- [Problem to work on] Could you repeat the listing exactly, leaving out the pictures?

- [Data listing]
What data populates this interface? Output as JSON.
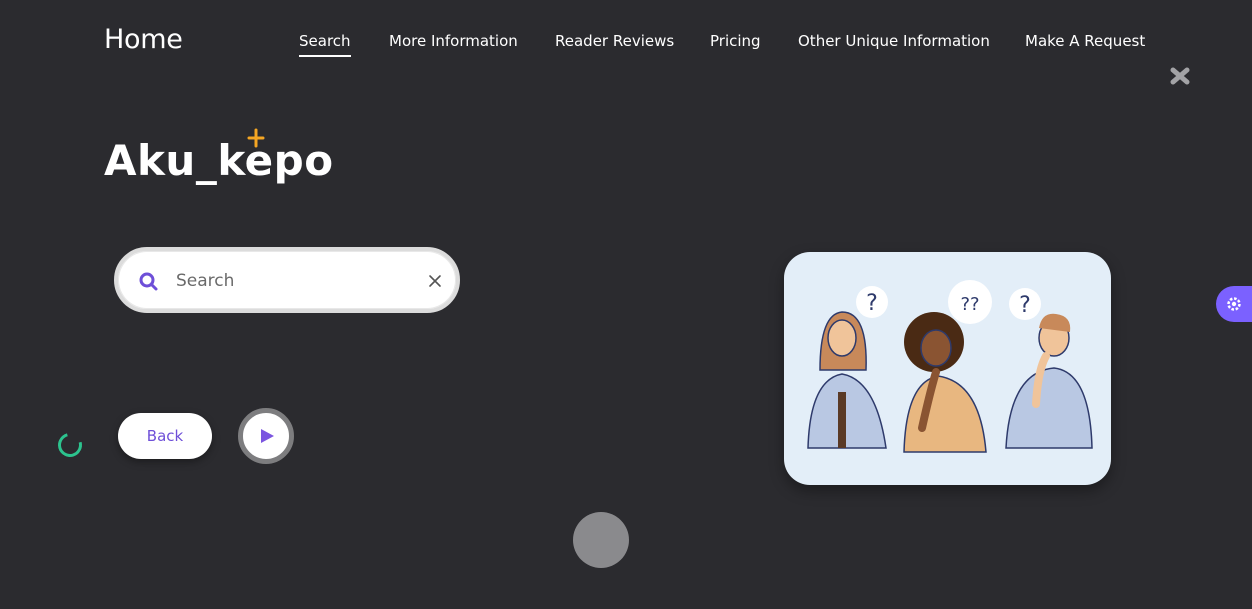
{
  "brand": "Home",
  "nav": [
    {
      "label": "Search",
      "active": true
    },
    {
      "label": "More Information"
    },
    {
      "label": "Reader Reviews"
    },
    {
      "label": "Pricing"
    },
    {
      "label": "Other Unique Information"
    },
    {
      "label": "Make A Request"
    }
  ],
  "title": "Aku_kepo",
  "search": {
    "placeholder": "Search",
    "value": ""
  },
  "back_button": "Back",
  "colors": {
    "accent": "#7b61ff",
    "spinner": "#2cc38e",
    "deco_plus": "#f5a623",
    "background": "#2b2b2f"
  },
  "icons": [
    "close-x-icon",
    "plus-sparkle-icon",
    "search-icon",
    "clear-icon",
    "play-icon",
    "gear-icon"
  ]
}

- [Result below]
What data populates this interface? Output as JSON.
{
  "brand": "Home",
  "nav": [
    {
      "label": "Search",
      "active": true
    },
    {
      "label": "More Information"
    },
    {
      "label": "Reader Reviews"
    },
    {
      "label": "Pricing"
    },
    {
      "label": "Other Unique Information"
    },
    {
      "label": "Make A Request"
    }
  ],
  "title": "Aku_kepo",
  "search": {
    "placeholder": "Search",
    "value": ""
  },
  "back_button": "Back",
  "colors": {
    "accent": "#7b61ff",
    "spinner": "#2cc38e",
    "deco_plus": "#f5a623",
    "background": "#2b2b2f"
  },
  "icons": [
    "close-x-icon",
    "plus-sparkle-icon",
    "search-icon",
    "clear-icon",
    "play-icon",
    "gear-icon"
  ]
}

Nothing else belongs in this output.